Okay, great. So what do I do about it?

The best answer I can give is…to send you elsewhere!

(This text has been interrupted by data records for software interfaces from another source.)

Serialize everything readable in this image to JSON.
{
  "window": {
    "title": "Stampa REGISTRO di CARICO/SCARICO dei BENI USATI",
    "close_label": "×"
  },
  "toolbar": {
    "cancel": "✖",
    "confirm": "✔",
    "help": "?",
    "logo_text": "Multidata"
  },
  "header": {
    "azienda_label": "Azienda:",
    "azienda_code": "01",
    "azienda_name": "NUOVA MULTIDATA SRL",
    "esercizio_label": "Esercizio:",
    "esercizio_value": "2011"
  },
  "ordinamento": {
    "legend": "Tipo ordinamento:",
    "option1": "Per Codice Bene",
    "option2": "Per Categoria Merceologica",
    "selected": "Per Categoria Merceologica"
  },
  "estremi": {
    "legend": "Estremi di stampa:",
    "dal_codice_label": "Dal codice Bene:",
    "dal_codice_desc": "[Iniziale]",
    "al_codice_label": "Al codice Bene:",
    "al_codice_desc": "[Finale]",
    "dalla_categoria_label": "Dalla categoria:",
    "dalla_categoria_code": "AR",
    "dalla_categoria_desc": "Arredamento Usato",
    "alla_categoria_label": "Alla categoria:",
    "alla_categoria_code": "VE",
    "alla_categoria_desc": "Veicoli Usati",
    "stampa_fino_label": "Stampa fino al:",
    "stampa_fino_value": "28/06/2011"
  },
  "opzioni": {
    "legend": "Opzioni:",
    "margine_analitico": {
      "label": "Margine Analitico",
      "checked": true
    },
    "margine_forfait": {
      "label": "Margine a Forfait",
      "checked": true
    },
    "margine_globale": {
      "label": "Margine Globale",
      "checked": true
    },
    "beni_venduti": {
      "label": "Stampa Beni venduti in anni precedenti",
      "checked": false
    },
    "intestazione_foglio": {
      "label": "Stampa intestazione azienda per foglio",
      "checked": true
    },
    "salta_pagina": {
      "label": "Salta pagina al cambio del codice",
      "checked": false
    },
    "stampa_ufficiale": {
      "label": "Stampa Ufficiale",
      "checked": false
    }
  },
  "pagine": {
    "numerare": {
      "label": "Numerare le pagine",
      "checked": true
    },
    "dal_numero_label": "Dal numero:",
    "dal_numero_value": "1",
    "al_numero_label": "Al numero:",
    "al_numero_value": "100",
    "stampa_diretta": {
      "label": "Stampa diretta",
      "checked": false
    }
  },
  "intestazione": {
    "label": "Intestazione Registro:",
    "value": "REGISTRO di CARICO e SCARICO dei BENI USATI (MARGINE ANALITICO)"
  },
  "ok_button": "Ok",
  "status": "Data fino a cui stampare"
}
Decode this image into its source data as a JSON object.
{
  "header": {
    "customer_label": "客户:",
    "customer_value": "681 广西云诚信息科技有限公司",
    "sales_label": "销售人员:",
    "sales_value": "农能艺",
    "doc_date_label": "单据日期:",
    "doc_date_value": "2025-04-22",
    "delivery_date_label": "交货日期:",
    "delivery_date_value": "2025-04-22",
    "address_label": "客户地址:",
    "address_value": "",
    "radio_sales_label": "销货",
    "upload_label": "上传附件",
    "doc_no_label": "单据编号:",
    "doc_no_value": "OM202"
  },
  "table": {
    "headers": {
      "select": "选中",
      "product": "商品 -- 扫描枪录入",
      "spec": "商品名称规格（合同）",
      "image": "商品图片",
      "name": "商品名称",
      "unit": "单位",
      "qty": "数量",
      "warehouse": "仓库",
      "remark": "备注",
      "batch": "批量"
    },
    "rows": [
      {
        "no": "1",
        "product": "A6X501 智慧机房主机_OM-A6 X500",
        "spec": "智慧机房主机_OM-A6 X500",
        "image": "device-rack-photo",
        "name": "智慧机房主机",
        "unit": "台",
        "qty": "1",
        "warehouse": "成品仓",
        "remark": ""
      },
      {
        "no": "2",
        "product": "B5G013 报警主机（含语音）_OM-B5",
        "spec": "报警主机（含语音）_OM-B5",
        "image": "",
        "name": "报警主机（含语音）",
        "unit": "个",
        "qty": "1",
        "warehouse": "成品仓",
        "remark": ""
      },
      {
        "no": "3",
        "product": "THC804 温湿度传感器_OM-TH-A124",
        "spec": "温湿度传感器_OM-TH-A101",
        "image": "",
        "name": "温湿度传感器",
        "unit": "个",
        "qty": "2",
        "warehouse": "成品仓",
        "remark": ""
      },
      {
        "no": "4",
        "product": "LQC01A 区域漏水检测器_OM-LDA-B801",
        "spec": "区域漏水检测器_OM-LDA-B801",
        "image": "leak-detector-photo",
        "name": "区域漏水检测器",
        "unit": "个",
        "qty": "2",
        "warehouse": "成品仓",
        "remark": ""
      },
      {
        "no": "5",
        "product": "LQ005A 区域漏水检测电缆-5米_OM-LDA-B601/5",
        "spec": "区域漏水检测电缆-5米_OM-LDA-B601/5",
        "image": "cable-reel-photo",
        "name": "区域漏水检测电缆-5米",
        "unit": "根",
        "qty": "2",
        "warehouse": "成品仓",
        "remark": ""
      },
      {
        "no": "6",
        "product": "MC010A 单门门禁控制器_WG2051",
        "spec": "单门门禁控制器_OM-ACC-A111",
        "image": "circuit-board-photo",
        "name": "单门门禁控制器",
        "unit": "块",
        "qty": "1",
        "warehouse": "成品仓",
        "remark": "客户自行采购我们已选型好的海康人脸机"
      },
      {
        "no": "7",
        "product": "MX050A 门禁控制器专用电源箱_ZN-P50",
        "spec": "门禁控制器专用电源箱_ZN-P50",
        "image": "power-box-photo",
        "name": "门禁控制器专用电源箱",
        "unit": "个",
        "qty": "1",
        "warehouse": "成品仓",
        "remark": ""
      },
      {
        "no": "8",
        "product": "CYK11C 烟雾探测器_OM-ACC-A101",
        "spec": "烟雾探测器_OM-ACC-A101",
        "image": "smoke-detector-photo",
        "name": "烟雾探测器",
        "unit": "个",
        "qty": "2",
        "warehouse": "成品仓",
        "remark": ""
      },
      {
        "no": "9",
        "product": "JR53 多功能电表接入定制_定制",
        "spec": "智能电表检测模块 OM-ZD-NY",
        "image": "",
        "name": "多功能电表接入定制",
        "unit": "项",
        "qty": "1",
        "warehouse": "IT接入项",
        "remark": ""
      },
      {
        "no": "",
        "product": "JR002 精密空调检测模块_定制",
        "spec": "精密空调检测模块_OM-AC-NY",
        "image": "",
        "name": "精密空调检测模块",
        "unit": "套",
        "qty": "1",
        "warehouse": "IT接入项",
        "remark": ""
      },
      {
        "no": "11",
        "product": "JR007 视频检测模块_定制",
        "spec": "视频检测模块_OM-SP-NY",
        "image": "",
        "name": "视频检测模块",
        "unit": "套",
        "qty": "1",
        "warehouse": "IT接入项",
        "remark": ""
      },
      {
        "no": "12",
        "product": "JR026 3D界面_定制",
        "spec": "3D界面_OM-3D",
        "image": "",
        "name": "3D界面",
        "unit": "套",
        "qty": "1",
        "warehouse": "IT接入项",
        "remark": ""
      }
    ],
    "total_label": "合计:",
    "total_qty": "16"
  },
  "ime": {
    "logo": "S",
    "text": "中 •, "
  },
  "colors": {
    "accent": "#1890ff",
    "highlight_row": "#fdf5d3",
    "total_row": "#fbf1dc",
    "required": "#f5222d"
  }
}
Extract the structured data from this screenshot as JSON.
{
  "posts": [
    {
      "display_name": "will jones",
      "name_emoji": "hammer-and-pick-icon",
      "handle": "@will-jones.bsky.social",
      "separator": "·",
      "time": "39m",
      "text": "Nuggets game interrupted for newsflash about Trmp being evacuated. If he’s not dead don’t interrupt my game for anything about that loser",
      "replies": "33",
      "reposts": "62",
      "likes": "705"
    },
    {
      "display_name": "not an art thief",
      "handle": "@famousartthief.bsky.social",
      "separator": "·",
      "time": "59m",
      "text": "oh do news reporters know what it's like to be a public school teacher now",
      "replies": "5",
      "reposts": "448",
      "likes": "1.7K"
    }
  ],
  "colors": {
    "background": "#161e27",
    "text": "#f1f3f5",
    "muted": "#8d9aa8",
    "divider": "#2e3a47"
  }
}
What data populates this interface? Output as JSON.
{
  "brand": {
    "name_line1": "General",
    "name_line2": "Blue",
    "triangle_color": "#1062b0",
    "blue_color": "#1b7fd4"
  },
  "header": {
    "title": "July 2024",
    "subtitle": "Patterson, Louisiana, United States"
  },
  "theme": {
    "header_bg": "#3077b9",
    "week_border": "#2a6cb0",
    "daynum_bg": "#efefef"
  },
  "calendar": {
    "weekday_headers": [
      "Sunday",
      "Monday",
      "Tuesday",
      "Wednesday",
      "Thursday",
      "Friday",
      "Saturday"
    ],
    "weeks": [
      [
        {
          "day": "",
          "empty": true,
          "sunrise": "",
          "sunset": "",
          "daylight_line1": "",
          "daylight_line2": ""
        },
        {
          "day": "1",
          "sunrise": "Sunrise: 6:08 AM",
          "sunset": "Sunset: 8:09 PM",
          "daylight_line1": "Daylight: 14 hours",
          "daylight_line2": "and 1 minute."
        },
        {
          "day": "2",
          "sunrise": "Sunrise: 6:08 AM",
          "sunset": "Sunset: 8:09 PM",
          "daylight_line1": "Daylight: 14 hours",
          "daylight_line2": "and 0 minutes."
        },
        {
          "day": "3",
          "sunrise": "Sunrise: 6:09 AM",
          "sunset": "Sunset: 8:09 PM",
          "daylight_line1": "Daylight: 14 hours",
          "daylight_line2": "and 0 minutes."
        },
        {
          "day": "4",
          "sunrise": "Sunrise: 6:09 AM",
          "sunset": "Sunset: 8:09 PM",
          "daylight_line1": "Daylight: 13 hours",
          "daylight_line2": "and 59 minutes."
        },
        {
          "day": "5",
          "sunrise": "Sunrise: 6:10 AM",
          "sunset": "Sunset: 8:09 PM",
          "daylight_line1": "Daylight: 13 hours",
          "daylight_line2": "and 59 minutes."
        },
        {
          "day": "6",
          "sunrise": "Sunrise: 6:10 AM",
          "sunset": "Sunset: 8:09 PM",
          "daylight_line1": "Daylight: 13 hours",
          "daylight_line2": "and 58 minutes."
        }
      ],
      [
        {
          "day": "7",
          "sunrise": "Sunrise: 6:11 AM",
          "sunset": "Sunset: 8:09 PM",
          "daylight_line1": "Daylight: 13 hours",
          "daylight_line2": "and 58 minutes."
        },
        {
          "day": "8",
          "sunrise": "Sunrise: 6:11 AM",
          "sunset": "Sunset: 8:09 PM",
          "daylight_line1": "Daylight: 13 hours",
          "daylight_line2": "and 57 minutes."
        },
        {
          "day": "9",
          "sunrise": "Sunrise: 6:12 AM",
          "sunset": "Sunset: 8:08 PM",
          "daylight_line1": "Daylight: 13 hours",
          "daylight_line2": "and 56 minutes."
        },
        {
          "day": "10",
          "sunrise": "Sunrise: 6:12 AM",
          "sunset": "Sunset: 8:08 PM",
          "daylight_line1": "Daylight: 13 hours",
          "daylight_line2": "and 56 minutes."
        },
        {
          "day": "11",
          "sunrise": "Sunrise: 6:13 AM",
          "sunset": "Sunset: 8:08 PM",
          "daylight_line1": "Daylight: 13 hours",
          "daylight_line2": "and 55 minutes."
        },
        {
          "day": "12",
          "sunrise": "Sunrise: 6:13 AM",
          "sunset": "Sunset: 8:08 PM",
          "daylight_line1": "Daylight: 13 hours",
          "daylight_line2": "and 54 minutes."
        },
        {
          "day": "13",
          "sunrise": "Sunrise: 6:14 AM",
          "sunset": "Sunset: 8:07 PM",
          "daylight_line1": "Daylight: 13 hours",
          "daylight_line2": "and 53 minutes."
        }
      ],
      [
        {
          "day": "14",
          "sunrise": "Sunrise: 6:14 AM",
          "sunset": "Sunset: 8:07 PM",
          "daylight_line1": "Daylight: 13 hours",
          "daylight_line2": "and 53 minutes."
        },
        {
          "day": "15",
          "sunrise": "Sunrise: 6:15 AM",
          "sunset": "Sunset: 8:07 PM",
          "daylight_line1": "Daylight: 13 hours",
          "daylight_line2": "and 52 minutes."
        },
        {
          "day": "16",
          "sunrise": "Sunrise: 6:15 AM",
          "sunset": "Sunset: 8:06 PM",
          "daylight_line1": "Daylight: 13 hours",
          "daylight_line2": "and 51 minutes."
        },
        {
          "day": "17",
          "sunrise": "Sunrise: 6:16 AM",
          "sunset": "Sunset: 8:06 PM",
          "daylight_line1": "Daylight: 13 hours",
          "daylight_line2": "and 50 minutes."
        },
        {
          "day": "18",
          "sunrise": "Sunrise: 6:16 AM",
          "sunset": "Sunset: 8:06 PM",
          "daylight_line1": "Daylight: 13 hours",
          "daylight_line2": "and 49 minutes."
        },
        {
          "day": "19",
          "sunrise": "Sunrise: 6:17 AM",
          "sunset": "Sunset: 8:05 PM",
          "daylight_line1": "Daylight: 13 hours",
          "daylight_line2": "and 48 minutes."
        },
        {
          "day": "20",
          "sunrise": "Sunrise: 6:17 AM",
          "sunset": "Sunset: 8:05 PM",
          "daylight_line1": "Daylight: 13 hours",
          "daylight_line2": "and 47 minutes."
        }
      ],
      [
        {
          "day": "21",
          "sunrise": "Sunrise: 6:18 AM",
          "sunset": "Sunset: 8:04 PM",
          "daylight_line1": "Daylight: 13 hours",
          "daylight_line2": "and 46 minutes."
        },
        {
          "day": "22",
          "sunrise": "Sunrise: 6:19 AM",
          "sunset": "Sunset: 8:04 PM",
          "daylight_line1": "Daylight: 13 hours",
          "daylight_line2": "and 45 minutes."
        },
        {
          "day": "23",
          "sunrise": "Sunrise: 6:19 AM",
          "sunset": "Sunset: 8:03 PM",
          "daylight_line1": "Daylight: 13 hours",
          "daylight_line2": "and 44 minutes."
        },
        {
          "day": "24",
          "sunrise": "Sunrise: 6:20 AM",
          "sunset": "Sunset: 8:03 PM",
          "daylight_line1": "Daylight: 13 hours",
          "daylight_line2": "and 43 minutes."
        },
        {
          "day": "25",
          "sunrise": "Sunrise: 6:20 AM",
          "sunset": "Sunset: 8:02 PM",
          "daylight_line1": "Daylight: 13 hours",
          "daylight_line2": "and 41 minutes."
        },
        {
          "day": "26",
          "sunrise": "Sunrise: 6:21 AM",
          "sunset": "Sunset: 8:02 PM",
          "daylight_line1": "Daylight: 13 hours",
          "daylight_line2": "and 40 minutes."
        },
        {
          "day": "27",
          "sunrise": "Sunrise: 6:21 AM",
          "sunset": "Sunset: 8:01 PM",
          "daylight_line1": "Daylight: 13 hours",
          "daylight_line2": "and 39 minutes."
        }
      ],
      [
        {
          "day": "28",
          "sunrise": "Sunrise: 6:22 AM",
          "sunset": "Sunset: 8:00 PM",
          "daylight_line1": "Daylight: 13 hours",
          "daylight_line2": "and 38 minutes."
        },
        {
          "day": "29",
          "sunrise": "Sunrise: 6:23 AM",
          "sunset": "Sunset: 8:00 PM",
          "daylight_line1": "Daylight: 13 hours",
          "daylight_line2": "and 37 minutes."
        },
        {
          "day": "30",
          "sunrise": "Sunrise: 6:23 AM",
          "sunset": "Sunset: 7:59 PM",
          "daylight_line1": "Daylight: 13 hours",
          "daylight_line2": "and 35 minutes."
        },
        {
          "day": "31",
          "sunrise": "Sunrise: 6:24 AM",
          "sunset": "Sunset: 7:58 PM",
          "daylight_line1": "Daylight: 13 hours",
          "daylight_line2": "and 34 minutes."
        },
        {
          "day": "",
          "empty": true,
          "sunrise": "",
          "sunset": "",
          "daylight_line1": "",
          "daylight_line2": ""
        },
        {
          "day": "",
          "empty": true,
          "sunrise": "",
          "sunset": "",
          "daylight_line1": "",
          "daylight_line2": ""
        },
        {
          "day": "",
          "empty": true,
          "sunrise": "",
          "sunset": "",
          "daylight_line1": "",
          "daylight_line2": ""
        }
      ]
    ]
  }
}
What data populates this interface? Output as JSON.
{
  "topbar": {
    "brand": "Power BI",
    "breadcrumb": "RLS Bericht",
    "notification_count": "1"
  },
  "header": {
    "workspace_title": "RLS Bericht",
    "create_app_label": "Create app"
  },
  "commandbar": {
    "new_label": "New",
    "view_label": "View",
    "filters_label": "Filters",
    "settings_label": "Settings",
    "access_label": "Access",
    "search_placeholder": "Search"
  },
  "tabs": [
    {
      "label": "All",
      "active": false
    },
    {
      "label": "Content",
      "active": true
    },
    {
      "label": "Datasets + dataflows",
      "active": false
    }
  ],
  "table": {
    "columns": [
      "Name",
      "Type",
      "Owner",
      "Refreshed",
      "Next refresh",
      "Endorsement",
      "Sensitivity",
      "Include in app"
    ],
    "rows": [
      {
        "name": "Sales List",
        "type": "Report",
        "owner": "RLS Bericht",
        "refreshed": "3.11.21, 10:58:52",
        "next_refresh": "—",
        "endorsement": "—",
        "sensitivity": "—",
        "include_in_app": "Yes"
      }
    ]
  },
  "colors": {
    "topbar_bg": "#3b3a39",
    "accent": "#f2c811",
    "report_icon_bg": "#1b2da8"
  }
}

I thought this was a great post written by a friend and colleague, aptly titled “Behavior is Communication.” The subject is dementia, but I find that most if not all of these tips work for different situations.